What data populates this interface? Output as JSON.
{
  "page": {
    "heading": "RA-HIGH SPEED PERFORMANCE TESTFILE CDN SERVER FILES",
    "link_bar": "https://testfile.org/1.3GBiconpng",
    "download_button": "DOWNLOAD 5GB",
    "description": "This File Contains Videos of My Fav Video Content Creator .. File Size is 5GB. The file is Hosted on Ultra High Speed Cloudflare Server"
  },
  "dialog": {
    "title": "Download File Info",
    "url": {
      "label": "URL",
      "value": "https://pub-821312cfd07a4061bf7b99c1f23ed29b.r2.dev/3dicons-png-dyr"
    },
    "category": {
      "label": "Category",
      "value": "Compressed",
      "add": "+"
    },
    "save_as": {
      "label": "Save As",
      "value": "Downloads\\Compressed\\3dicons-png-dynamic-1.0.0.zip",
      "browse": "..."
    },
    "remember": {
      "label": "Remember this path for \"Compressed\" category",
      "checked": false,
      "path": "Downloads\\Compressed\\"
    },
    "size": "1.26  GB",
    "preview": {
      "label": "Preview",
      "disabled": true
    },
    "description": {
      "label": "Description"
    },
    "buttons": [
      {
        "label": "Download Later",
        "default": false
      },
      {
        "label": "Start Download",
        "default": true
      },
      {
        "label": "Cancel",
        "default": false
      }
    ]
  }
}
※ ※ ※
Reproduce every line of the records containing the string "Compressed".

      "value": "Compressed",
      "value": "Downloads\\Compressed\\3dicons-png-dynamic-1.0.0.zip",
      "label": "Remember this path for \"Compressed\" category",
      "path": "Downloads\\Compressed\\"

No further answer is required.